*** Data to use ***
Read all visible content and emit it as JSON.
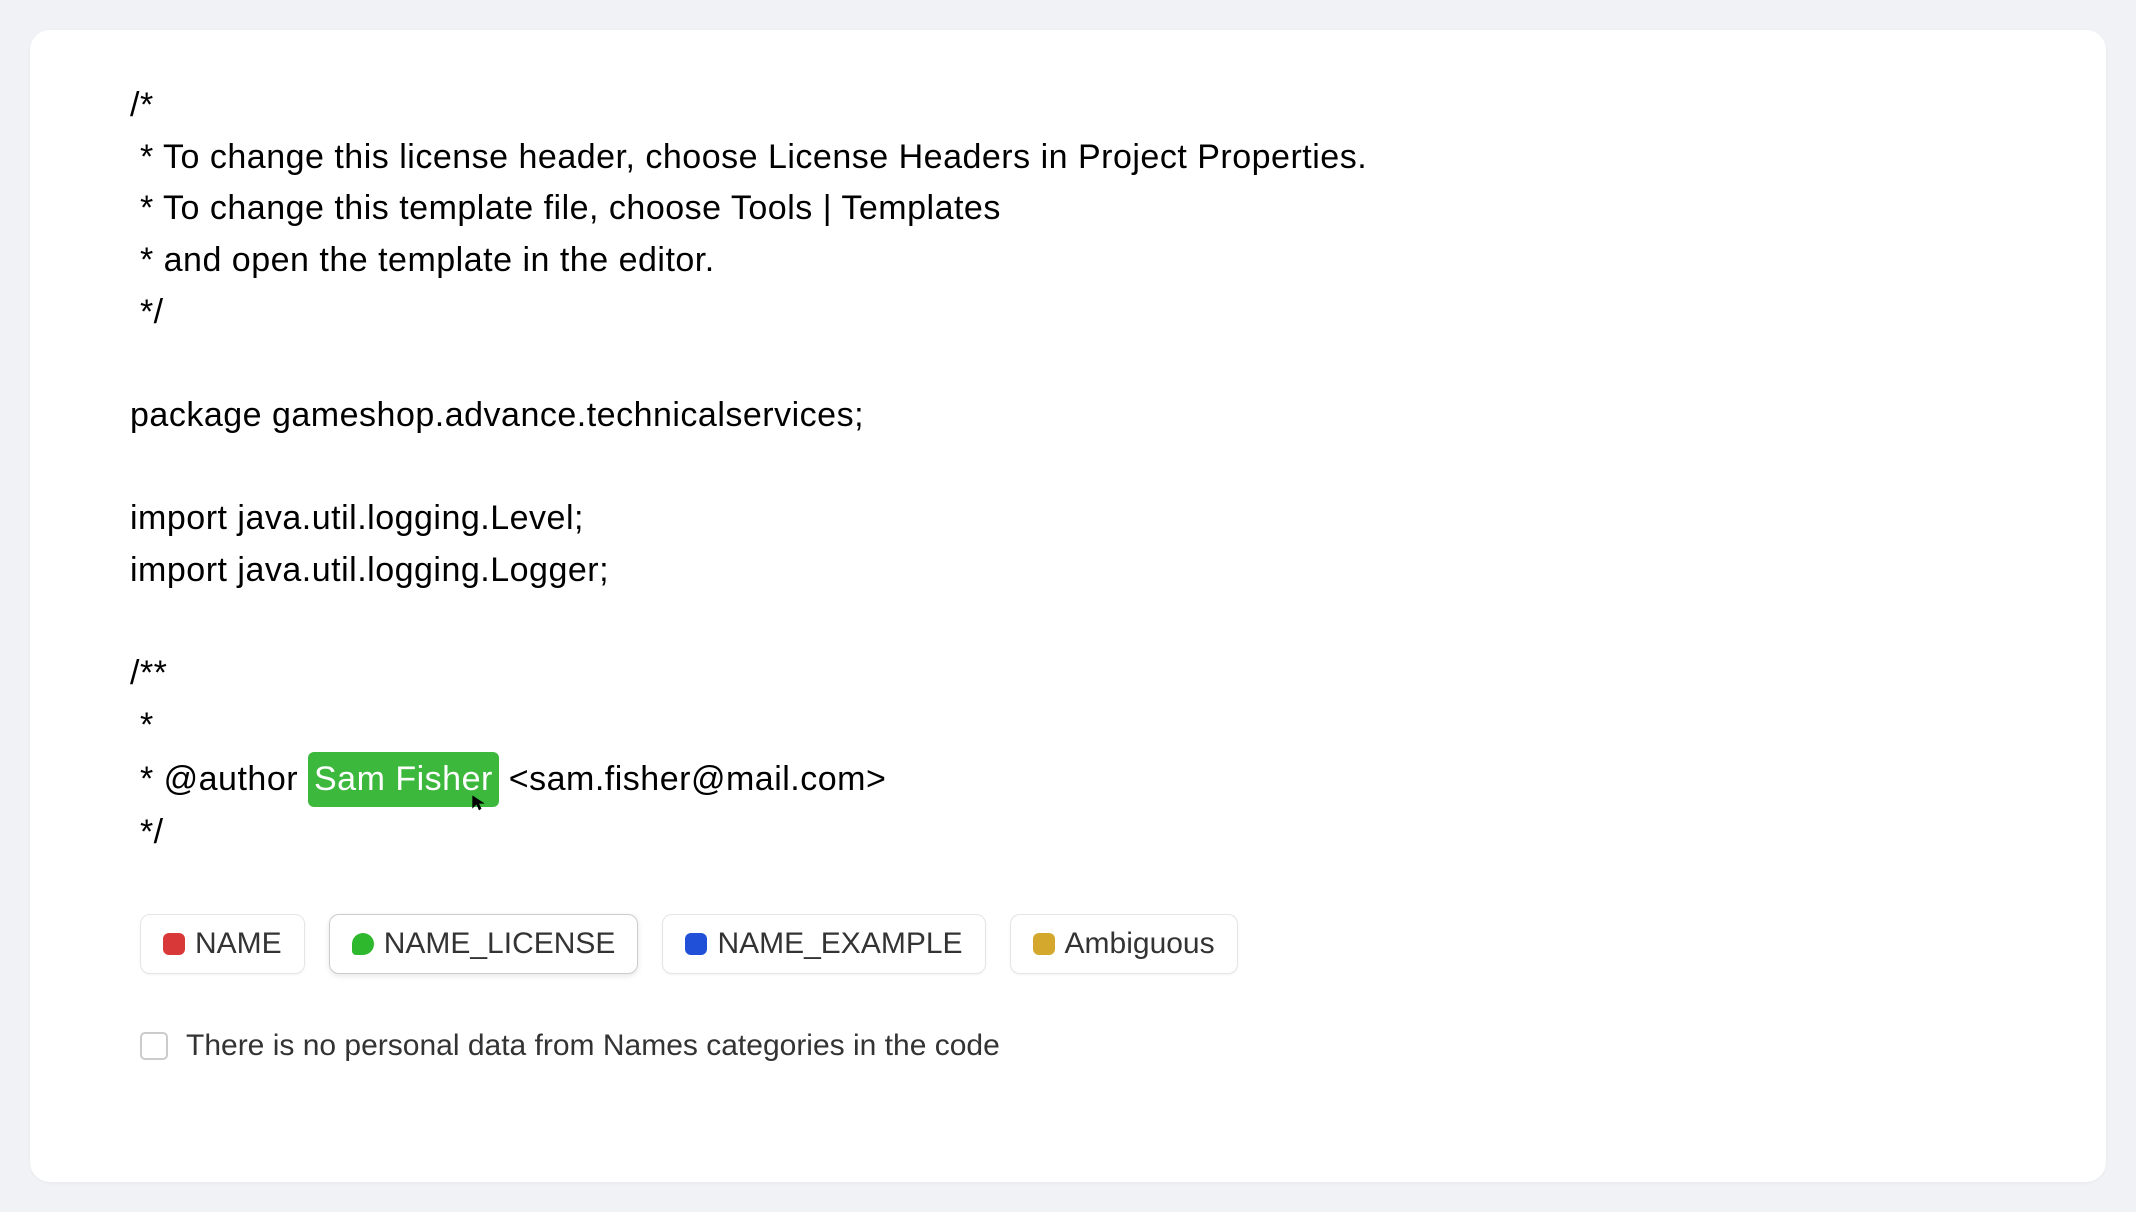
{
  "code": {
    "line1": "/*",
    "line2": " * To change this license header, choose License Headers in Project Properties.",
    "line3": " * To change this template file, choose Tools | Templates",
    "line4": " * and open the template in the editor.",
    "line5": " */",
    "line6": "",
    "line7": "package gameshop.advance.technicalservices;",
    "line8": "",
    "line9": "import java.util.logging.Level;",
    "line10": "import java.util.logging.Logger;",
    "line11": "",
    "line12": "/**",
    "line13": " *",
    "author_prefix": " * @author ",
    "author_name": "Sam Fisher",
    "author_email": " <sam.fisher@mail.com>",
    "line15": " */"
  },
  "labels": {
    "name": {
      "text": "NAME",
      "color": "#d93838"
    },
    "name_license": {
      "text": "NAME_LICENSE",
      "color": "#2eb82e"
    },
    "name_example": {
      "text": "NAME_EXAMPLE",
      "color": "#2050d8"
    },
    "ambiguous": {
      "text": "Ambiguous",
      "color": "#d4a82c"
    }
  },
  "checkbox": {
    "label": "There is no personal data from Names categories in the code",
    "checked": false
  }
}
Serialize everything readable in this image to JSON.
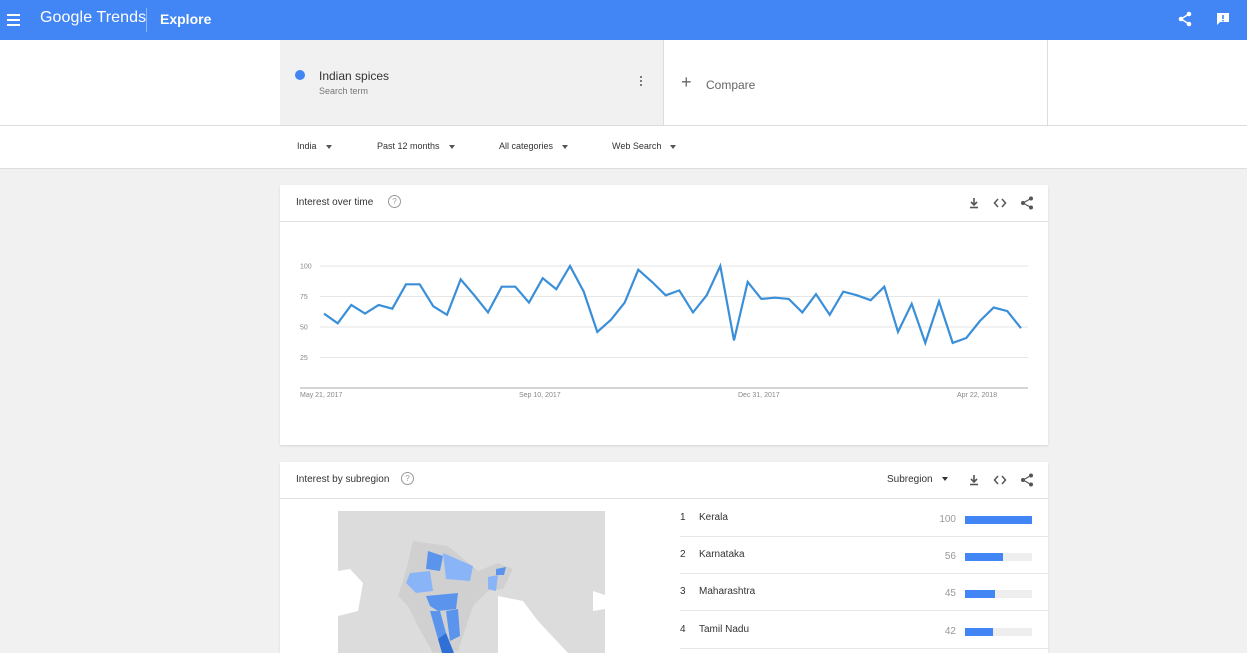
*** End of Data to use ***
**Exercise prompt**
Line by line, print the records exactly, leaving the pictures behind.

**Solved problem**
Read all visible content and emit it as JSON.
{
  "code": {
    "line1": "/*",
    "line2": " * To change this license header, choose License Headers in Project Properties.",
    "line3": " * To change this template file, choose Tools | Templates",
    "line4": " * and open the template in the editor.",
    "line5": " */",
    "line6": "",
    "line7": "package gameshop.advance.technicalservices;",
    "line8": "",
    "line9": "import java.util.logging.Level;",
    "line10": "import java.util.logging.Logger;",
    "line11": "",
    "line12": "/**",
    "line13": " *",
    "author_prefix": " * @author ",
    "author_name": "Sam Fisher",
    "author_email": " <sam.fisher@mail.com>",
    "line15": " */"
  },
  "labels": {
    "name": {
      "text": "NAME",
      "color": "#d93838"
    },
    "name_license": {
      "text": "NAME_LICENSE",
      "color": "#2eb82e"
    },
    "name_example": {
      "text": "NAME_EXAMPLE",
      "color": "#2050d8"
    },
    "ambiguous": {
      "text": "Ambiguous",
      "color": "#d4a82c"
    }
  },
  "checkbox": {
    "label": "There is no personal data from Names categories in the code",
    "checked": false
  }
}
Serialize everything readable in this image to JSON.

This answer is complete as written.